§ **What this task involves**: Where a line of the data holds the word "Ancient", copy that line.

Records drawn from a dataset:
____

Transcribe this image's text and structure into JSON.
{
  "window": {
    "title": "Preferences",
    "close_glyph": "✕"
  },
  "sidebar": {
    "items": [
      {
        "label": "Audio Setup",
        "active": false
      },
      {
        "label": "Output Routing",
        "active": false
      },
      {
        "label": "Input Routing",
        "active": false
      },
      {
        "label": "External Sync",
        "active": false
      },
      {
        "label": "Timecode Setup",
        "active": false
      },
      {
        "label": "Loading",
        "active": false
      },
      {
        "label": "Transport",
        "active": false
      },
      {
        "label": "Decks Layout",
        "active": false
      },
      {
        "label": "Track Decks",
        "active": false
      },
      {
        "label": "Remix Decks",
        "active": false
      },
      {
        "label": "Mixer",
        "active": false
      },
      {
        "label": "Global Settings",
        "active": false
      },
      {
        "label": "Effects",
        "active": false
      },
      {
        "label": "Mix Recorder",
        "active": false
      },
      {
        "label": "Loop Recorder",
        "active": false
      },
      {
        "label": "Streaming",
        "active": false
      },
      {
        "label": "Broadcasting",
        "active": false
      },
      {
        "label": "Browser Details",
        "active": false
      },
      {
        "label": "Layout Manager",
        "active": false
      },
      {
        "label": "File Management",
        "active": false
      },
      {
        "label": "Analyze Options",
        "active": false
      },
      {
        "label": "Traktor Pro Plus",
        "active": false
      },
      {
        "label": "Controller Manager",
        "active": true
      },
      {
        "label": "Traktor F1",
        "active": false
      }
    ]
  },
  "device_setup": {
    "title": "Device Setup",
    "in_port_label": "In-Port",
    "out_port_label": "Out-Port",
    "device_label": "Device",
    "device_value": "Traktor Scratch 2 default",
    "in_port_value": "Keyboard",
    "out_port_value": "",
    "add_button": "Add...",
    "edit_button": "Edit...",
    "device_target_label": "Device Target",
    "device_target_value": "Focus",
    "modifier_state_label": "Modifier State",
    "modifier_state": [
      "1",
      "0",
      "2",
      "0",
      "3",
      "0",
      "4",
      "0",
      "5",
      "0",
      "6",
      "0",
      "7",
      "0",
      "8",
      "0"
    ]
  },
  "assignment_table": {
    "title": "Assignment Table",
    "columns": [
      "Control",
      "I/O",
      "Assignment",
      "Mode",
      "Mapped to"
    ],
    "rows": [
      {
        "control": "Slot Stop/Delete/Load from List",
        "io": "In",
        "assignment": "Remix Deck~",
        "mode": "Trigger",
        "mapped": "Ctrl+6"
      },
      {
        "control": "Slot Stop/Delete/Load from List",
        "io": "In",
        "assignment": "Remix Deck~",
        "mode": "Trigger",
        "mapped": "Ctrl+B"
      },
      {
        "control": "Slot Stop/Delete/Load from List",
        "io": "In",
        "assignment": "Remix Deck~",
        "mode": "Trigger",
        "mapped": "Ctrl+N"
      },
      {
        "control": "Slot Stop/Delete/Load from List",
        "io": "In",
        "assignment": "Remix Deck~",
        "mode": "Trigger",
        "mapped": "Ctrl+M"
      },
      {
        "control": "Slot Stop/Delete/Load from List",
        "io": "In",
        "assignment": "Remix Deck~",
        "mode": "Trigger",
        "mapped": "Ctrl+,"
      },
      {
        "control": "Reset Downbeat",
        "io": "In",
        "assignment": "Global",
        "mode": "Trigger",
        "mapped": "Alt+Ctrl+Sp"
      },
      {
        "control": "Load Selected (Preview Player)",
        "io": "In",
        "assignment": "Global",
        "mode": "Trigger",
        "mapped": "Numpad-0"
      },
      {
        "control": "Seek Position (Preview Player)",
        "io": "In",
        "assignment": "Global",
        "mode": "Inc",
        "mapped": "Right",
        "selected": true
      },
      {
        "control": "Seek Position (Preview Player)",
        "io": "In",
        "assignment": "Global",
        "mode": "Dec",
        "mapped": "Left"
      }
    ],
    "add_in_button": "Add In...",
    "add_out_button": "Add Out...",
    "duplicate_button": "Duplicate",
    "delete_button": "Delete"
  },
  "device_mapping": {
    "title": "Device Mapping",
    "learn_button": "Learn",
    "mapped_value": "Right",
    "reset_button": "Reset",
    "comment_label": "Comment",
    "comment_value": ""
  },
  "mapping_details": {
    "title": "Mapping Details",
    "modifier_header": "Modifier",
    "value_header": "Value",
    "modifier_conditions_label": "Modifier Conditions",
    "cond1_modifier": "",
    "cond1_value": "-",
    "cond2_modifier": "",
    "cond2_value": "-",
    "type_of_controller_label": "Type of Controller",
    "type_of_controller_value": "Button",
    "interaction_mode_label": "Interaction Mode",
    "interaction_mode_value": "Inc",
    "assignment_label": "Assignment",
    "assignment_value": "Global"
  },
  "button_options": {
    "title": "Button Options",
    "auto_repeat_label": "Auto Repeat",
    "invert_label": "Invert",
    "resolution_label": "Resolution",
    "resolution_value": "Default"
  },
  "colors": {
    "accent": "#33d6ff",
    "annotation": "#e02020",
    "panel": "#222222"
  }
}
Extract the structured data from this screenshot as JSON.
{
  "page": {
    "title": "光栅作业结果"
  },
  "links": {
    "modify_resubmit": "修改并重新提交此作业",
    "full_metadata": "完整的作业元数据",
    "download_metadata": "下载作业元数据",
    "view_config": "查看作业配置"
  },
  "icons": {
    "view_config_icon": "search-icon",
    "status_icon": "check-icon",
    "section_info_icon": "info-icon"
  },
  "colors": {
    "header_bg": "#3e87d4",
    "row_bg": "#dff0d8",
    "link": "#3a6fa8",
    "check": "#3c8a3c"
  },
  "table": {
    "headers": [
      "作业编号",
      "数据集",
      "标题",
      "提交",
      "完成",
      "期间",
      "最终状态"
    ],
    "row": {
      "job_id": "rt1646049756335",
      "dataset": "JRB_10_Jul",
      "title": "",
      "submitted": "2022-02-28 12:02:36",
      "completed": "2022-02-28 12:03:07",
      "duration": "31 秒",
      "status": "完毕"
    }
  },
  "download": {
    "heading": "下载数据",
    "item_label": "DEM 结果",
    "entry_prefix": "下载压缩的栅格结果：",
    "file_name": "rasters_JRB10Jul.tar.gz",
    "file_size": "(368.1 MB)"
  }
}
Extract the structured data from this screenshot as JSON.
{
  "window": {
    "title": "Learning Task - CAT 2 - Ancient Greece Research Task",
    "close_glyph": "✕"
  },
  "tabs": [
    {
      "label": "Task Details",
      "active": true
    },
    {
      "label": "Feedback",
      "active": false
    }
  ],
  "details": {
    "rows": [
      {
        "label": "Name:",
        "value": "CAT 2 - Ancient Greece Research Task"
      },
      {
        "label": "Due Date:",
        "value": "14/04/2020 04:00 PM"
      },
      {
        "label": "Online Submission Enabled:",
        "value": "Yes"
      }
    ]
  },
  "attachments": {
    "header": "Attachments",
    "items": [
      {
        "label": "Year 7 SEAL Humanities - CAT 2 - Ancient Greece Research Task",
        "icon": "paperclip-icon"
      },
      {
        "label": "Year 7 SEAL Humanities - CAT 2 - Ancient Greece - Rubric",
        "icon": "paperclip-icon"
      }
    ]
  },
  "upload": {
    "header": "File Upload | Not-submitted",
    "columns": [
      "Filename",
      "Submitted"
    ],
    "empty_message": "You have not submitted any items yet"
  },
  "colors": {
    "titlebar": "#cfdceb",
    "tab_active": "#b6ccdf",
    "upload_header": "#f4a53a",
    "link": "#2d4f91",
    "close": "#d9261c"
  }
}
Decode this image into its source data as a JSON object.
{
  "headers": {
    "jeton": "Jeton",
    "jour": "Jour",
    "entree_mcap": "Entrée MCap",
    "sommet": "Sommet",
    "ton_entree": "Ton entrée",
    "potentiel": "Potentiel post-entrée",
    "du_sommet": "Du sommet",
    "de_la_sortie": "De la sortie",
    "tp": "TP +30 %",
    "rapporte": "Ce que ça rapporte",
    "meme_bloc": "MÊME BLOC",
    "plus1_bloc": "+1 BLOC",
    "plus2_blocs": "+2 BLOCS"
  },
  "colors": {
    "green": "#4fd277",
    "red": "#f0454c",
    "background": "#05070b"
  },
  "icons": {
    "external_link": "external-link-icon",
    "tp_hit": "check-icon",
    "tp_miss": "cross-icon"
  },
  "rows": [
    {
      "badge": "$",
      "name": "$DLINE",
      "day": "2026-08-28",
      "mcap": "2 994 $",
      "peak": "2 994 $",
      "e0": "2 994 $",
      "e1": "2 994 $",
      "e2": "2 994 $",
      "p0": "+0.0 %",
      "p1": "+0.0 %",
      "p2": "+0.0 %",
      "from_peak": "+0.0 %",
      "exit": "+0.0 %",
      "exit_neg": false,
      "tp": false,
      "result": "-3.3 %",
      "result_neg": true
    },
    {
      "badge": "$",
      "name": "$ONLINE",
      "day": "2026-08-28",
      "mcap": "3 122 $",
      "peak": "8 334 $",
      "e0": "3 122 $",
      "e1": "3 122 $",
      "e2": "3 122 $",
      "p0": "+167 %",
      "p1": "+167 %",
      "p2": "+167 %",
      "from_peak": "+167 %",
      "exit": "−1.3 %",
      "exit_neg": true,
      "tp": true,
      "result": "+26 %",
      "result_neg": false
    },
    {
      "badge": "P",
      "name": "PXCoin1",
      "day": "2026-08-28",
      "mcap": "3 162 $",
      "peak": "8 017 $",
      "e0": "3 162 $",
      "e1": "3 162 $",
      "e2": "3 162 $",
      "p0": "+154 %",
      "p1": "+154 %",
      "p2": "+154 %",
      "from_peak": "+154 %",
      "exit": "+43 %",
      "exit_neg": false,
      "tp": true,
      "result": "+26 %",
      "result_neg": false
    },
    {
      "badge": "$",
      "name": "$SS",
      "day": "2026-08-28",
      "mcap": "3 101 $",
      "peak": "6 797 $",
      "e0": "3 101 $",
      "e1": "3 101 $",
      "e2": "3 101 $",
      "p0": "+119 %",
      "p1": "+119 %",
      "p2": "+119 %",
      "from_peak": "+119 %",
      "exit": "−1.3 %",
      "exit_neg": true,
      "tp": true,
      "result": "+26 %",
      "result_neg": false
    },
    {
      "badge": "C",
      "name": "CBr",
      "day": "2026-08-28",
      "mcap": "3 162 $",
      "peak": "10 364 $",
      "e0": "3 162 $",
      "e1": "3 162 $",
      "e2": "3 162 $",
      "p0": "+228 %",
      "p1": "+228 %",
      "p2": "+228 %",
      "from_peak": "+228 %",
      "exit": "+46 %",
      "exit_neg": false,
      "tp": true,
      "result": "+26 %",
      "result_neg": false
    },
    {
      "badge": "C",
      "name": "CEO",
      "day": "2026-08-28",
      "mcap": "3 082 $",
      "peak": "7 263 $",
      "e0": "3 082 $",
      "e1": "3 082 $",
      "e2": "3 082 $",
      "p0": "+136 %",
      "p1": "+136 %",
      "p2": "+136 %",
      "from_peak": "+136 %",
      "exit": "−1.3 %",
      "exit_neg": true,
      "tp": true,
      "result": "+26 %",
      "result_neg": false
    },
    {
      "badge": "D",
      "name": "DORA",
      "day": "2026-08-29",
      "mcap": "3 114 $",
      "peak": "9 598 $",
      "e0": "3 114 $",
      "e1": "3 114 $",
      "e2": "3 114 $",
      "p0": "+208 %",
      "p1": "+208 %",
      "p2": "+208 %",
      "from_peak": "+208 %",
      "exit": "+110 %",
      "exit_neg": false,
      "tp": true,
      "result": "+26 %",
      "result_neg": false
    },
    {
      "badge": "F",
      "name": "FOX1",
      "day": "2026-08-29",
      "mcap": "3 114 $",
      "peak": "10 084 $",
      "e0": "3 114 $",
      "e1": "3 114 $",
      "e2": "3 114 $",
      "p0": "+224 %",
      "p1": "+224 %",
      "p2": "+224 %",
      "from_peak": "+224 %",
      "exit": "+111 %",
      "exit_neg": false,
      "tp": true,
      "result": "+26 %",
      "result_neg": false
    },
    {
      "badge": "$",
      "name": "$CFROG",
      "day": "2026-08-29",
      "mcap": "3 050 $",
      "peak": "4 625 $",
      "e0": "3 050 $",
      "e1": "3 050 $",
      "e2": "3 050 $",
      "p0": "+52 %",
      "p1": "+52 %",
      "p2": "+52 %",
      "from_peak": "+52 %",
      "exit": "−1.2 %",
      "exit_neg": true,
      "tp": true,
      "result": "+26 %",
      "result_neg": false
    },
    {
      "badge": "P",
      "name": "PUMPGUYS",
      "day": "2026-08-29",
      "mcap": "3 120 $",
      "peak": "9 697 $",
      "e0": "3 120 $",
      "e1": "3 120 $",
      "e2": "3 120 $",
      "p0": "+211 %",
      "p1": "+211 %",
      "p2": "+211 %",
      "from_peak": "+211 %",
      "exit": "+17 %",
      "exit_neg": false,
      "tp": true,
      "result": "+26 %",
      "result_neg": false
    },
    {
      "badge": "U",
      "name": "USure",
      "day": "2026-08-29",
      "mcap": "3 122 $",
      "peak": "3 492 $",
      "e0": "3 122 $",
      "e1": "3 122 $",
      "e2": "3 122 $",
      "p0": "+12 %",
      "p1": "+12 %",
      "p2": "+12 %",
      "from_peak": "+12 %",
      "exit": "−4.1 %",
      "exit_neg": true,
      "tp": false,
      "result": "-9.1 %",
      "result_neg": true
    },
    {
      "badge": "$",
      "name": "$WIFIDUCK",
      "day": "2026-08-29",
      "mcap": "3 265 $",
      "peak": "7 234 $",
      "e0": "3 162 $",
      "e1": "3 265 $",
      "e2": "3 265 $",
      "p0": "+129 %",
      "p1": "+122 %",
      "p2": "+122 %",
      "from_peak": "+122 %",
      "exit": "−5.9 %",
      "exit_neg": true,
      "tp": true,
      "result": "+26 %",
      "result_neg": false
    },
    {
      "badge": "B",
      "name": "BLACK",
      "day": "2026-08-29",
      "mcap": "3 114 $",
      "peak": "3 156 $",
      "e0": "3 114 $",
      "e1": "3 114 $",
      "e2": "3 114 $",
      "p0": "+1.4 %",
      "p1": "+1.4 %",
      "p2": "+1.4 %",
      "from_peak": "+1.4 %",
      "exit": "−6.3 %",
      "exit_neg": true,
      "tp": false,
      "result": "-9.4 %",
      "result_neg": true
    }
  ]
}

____

§ **Answer box**:
    "title": "Learning Task - CAT 2 - Ancient Greece Research Task",
        "value": "CAT 2 - Ancient Greece Research Task"
        "label": "Year 7 SEAL Humanities - CAT 2 - Ancient Greece Research Task",
        "label": "Year 7 SEAL Humanities - CAT 2 - Ancient Greece - Rubric",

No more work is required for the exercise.